(Website and app data records)
-*-*-

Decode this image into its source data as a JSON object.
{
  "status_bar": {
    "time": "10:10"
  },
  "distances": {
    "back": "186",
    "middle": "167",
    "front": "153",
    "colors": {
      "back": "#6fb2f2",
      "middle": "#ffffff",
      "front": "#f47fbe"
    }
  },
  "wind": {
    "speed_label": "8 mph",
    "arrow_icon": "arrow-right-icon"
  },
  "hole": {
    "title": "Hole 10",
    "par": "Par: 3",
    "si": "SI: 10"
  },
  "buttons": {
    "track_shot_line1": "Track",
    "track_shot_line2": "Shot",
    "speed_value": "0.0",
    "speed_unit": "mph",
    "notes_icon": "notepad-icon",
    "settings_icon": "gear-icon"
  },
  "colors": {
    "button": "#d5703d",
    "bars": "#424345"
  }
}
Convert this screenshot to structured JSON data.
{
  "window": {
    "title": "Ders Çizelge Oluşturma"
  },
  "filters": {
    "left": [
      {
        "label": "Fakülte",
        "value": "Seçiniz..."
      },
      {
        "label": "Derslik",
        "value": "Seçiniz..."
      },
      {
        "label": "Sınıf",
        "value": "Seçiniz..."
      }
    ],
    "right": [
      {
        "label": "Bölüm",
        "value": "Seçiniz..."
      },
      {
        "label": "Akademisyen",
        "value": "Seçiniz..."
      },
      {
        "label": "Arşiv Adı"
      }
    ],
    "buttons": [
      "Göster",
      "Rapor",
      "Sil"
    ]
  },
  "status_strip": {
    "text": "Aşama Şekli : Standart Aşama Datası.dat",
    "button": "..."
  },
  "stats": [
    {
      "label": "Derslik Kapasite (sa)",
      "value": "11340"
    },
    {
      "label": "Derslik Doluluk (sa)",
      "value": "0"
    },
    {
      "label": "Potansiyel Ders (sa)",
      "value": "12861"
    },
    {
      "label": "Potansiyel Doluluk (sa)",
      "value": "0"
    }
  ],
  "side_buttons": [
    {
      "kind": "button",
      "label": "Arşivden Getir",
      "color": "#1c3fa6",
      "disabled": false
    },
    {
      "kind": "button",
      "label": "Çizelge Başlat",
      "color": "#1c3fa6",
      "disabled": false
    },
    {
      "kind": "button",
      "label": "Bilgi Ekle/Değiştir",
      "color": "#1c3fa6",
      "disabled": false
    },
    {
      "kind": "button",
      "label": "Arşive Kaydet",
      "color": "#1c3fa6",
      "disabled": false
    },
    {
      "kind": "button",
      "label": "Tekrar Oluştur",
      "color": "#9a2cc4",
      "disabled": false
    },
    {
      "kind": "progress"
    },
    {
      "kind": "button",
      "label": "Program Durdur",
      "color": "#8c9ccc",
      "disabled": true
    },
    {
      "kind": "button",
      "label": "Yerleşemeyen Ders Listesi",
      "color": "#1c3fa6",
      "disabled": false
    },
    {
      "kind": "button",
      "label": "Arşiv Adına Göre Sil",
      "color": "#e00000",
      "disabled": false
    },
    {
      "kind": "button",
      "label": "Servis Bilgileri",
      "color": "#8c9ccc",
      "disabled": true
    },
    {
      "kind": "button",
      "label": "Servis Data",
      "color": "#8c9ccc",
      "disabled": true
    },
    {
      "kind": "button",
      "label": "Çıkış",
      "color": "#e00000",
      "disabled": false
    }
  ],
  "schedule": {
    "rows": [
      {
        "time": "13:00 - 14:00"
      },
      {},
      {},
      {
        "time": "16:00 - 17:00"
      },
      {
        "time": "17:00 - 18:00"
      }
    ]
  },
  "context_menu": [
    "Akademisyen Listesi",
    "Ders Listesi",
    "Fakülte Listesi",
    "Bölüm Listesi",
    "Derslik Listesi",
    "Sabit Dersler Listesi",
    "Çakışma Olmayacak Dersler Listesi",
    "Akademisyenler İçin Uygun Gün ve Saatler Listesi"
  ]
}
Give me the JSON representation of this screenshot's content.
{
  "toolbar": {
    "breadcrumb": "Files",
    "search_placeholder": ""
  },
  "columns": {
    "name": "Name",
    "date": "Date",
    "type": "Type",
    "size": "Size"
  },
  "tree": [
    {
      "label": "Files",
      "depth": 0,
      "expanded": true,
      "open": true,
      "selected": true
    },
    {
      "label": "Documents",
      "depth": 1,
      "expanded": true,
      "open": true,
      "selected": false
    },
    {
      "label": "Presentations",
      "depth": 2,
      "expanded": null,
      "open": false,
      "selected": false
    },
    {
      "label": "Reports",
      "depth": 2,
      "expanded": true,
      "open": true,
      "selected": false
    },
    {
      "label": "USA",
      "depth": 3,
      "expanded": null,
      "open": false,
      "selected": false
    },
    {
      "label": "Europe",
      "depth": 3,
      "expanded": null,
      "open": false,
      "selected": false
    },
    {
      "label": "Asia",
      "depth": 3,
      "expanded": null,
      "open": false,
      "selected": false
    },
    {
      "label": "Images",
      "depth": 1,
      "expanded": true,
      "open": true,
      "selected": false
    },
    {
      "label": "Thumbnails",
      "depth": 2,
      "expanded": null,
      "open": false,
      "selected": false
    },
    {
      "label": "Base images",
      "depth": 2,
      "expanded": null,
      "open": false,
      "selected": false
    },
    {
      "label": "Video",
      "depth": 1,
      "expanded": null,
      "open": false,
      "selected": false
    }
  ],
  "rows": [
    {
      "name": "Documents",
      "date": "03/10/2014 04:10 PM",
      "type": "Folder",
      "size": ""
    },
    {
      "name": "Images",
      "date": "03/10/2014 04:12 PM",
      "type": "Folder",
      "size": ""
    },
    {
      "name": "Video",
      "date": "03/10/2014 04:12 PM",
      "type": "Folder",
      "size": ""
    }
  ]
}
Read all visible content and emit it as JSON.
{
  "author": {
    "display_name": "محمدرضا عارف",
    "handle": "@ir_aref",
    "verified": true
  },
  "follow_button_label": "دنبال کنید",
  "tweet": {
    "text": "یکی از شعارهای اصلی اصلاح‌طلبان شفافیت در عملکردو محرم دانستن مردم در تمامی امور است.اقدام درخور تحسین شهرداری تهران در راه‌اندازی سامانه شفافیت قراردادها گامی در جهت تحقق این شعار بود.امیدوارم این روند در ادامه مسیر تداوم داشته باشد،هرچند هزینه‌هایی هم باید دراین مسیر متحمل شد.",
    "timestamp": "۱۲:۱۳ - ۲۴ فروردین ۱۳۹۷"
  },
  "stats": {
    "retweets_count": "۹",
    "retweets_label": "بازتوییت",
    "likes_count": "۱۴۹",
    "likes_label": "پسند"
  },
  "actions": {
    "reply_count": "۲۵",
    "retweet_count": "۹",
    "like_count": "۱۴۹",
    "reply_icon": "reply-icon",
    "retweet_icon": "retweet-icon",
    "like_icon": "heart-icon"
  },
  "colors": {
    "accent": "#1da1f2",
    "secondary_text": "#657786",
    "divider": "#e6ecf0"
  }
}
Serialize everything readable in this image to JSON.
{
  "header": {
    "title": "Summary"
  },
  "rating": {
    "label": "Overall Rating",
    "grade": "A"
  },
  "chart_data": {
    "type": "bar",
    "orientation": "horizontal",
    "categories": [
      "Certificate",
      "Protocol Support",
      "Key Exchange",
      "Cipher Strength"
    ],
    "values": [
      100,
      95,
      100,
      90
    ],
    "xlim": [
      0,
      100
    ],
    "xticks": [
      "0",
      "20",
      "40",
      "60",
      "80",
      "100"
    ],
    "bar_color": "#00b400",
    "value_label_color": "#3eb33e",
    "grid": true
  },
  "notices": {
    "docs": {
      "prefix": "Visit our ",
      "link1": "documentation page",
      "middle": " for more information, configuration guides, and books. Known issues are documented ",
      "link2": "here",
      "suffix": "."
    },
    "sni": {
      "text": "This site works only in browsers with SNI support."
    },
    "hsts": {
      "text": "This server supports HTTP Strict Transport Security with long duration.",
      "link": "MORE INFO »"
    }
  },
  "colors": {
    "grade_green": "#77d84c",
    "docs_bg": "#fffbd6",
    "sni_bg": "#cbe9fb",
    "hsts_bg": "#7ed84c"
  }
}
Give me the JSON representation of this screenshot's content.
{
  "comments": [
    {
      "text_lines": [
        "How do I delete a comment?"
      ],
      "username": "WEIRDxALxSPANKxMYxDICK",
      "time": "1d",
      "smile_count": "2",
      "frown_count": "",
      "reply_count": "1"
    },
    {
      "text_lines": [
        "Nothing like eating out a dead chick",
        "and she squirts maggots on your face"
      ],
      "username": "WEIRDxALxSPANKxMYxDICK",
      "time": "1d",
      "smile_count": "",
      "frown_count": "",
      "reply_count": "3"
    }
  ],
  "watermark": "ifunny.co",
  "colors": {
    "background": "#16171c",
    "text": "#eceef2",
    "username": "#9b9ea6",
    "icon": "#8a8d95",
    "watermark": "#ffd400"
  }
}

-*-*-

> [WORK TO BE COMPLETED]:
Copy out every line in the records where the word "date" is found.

> [WORKED SOLUTION]:
    "date": "Date",
      "date": "03/10/2014 04:10 PM",
      "date": "03/10/2014 04:12 PM",
      "date": "03/10/2014 04:12 PM",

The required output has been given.